Segment Open

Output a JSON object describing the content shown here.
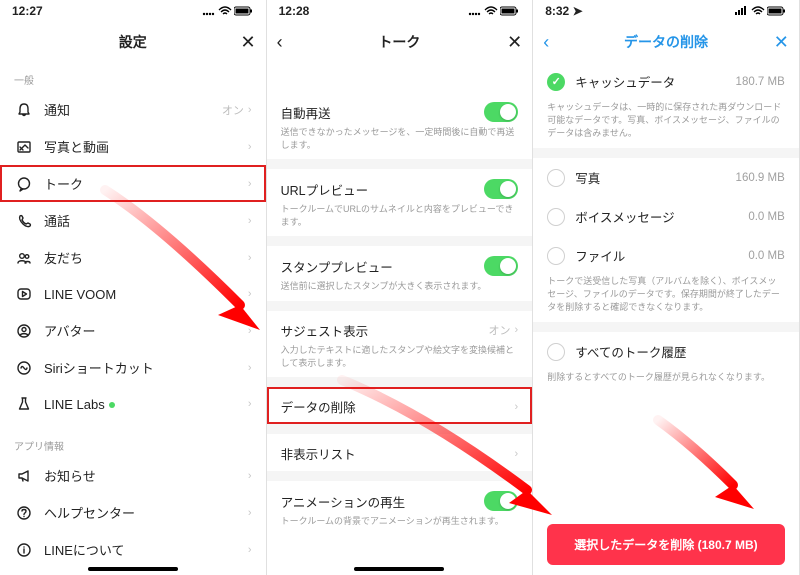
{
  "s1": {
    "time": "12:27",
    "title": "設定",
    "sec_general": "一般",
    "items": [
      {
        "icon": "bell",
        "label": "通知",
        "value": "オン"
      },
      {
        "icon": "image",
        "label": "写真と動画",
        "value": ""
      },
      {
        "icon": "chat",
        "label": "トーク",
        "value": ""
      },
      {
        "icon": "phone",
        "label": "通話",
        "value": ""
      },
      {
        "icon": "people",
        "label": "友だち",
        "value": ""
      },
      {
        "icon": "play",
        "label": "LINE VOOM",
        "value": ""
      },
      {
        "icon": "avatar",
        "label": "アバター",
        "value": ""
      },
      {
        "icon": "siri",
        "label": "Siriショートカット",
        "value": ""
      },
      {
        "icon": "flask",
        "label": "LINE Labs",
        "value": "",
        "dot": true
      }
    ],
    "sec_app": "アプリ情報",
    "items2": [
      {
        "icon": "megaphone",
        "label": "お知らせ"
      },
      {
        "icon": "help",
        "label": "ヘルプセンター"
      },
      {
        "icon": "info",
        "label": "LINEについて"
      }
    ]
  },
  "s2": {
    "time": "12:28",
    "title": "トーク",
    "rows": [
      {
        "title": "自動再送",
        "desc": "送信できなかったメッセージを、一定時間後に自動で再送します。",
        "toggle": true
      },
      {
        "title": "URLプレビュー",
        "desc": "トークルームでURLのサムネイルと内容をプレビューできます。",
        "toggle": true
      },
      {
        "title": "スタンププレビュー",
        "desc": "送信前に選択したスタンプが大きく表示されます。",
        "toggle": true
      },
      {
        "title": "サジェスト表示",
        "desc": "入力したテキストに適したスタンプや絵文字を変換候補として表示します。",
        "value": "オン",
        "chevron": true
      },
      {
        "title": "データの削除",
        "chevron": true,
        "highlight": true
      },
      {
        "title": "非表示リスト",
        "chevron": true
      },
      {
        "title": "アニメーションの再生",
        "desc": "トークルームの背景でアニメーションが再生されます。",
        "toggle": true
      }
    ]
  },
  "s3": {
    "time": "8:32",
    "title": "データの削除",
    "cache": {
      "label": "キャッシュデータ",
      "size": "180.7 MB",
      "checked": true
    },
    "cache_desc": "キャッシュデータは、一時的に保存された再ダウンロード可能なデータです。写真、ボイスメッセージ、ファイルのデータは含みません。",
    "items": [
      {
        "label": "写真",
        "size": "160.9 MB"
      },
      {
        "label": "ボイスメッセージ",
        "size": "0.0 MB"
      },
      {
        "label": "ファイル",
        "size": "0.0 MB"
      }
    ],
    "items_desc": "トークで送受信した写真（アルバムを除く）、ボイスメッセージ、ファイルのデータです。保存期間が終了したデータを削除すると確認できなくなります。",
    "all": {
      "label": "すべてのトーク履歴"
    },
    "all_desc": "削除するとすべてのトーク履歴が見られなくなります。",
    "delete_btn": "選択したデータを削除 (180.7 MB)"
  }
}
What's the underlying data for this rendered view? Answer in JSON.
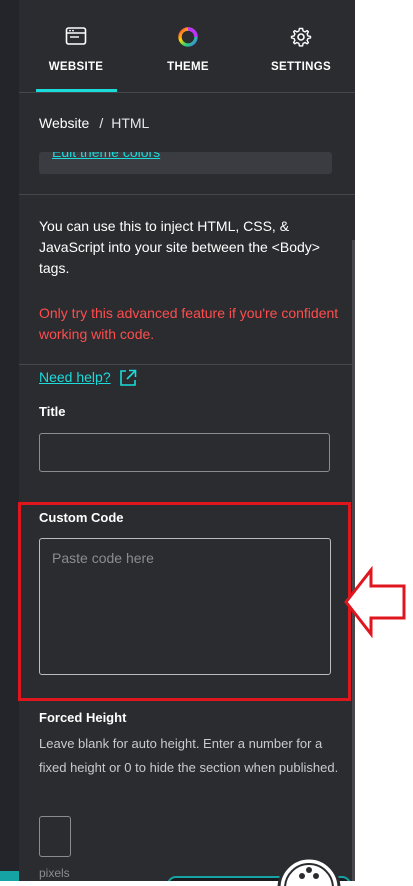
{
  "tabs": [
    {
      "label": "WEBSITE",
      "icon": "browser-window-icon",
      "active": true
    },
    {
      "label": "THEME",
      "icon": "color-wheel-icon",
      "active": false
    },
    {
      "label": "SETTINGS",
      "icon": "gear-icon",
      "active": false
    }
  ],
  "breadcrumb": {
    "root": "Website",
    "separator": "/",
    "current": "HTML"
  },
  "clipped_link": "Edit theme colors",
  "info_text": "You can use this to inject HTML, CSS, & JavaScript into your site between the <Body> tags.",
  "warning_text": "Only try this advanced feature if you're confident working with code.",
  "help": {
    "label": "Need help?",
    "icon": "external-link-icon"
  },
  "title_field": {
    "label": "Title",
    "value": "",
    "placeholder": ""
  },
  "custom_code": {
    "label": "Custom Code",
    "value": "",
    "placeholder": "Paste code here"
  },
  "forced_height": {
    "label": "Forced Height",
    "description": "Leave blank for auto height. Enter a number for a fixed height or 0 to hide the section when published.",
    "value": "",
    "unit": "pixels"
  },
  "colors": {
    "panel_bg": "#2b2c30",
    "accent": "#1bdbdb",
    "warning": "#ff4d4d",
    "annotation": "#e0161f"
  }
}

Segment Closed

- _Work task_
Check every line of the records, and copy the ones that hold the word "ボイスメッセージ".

- _Response_
    "cache_desc": "キャッシュデータは、一時的に保存された再ダウンロード可能なデータです。写真、ボイスメッセージ、ファイルのデータは含みません。",
        "label": "ボイスメッセージ",
    "items_desc": "トークで送受信した写真（アルバムを除く）、ボイスメッセージ、ファイルのデータです。保存期間が終了したデータを削除すると確認できなくなります。",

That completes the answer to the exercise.